- [TASK DESCRIPTION]:
This task calls for copying every line in the data below that contains the word "icon".

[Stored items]
-=-=-
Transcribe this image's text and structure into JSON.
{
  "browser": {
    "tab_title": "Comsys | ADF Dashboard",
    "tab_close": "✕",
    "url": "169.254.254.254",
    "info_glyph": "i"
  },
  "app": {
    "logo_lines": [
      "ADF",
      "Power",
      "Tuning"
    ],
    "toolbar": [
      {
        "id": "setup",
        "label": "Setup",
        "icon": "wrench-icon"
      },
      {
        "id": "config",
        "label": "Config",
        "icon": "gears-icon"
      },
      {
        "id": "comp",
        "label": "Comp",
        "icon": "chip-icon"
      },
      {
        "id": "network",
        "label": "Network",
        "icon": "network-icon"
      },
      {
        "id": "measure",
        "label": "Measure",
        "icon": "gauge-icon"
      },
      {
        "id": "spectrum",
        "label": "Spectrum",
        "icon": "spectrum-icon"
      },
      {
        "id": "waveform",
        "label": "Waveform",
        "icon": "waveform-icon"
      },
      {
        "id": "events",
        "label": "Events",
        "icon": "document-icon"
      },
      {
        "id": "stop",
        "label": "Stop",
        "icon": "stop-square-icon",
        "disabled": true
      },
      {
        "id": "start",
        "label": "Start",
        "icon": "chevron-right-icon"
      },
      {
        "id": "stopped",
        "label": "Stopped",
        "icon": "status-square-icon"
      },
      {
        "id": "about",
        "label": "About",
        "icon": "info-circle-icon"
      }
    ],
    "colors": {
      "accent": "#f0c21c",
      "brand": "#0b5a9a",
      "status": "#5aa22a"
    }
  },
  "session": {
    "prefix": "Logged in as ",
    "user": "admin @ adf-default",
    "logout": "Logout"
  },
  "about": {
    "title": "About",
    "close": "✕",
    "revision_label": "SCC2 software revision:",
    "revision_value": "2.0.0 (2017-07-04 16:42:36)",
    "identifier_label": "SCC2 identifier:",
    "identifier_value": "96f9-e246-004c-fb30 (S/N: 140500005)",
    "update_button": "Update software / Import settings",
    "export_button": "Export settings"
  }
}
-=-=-
- [SOLVED EXERCISE]:
        "icon": "wrench-icon"
        "icon": "gears-icon"
        "icon": "chip-icon"
        "icon": "network-icon"
        "icon": "gauge-icon"
        "icon": "spectrum-icon"
        "icon": "waveform-icon"
        "icon": "document-icon"
        "icon": "stop-square-icon",
        "icon": "chevron-right-icon"
        "icon": "status-square-icon"
        "icon": "info-circle-icon"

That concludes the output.